algorithm. However, our approaches can be transferred to a variety of classical
P2P Topologies where nodes are mapped into the $[0,1)$-interval.}},
author = {{Götte, Thorsten and Vijayalakshmi, Vipin Ravindran and Scheideler, Christian}},
booktitle = {{Proceedings of the 2019 IEEE 33rd International Parallel and Distributed Processing Symposium (IPDPS '19)}},
location = {{Rio de Janeiro, Brazil}},
publisher = {{IEEE}},
title = {{{Always be Two Steps Ahead of Your Enemy - Maintaining a Routable Overlay under Massive Churn with an Almost Up-to-date Adversary}}},
year = {{2019}},
}
@inproceedings{10586,
abstract = {{We consider the problem of transforming a given graph G_s into a desired graph G_t by applying a minimum number of primitives from a particular set of local graph transformation primitives.
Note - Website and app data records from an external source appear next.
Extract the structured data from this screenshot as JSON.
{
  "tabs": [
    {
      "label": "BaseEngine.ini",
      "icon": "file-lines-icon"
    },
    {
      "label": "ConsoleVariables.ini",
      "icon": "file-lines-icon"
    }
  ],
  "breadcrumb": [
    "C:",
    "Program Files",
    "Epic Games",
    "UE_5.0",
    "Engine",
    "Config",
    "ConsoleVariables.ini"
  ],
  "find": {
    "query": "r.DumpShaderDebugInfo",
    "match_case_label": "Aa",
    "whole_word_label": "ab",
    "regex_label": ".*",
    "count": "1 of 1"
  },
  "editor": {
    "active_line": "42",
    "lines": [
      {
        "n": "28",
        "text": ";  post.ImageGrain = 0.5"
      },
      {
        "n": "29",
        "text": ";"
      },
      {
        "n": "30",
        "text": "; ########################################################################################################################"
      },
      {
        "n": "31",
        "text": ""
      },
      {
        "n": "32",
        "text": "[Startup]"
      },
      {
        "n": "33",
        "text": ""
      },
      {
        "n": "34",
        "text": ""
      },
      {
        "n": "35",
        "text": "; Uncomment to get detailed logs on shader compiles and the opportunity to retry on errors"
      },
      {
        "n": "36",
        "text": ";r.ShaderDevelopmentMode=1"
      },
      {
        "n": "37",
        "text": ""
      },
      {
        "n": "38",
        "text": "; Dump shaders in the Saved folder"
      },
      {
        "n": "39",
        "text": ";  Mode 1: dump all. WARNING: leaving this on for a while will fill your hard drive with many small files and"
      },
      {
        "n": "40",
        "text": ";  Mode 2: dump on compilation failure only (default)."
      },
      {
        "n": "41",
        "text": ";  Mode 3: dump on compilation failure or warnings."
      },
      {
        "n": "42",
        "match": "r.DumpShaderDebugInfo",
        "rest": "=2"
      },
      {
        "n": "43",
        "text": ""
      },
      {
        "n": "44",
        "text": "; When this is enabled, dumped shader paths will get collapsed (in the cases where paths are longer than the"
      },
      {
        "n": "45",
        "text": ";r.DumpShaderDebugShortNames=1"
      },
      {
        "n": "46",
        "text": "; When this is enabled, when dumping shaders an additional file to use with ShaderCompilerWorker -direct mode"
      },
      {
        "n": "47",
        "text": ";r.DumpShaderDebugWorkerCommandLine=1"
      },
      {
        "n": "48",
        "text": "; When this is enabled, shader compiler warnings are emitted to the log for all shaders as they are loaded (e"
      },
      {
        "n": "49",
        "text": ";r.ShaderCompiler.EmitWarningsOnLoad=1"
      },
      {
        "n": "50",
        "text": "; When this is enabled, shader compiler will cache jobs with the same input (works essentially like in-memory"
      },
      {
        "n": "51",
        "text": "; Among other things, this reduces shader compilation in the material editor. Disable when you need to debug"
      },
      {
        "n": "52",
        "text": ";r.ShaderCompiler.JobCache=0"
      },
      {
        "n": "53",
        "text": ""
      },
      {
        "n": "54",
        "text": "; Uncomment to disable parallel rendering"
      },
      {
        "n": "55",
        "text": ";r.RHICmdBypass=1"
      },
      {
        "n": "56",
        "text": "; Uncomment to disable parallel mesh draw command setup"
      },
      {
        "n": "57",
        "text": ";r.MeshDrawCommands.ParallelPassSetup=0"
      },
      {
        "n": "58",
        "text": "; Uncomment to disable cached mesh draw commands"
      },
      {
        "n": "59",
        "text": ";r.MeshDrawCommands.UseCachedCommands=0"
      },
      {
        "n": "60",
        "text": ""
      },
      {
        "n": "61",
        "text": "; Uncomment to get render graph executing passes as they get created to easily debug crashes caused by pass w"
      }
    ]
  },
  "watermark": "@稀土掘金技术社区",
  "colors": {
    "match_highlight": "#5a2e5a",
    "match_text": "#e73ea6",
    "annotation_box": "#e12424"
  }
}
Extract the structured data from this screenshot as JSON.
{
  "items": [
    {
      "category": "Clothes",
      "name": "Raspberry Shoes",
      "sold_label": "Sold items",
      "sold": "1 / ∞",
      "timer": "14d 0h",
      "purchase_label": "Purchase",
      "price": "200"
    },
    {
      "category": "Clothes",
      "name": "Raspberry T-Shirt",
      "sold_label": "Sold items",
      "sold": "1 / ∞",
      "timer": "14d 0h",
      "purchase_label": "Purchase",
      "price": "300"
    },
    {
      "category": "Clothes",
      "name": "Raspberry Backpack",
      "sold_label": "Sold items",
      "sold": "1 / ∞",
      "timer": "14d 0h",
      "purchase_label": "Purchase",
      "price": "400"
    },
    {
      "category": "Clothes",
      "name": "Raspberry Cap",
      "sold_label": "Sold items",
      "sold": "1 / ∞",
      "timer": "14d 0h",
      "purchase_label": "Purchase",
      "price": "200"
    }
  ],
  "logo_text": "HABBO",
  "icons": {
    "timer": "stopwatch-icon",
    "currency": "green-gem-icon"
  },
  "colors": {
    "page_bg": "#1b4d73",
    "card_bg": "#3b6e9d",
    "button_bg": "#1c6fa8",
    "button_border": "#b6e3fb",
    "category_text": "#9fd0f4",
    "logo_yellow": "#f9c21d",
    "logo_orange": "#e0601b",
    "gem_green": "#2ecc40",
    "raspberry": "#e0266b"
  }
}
These primitives are local in the sense that each node can apply them based on local knowledge and by affecting only its 1-neighborhood. Although the specific set of primitives we consider makes it possible to transform any (weakly) connected graph into any other (weakly) connected graph consisting of the same nodes, they cannot disconnect the graph or introduce new nodes into the graph, making them ideal in the context of supervised overlay network transformations. We prove that computing a minimum sequence of primitive applications (even centralized) for arbitrary G_s and G_t is NP-hard, which we conjecture to hold for any set of local graph transformation primitives satisfying the aforementioned properties. On the other hand, we show that this problem admits a polynomial time algorithm with a constant approximation ratio.}},
author = {{Scheideler, Christian and Setzer, Alexander}},
booktitle = {{Proceedings of the 46th International Colloquium on Automata, Languages, and Programming}},
keywords = {{Graphs transformations, NP-hardness, approximation algorithms}},
location = {{Patras, Greece}},
pages = {{150:1----150:14}},
publisher = {{Dagstuhl Publishing}},
title = {{{On the Complexity of Local Graph Transformations}}},
doi = {{10.4230/LIPICS.ICALP.2019.150}},
volume = {{132}},
year = {{2019}},
}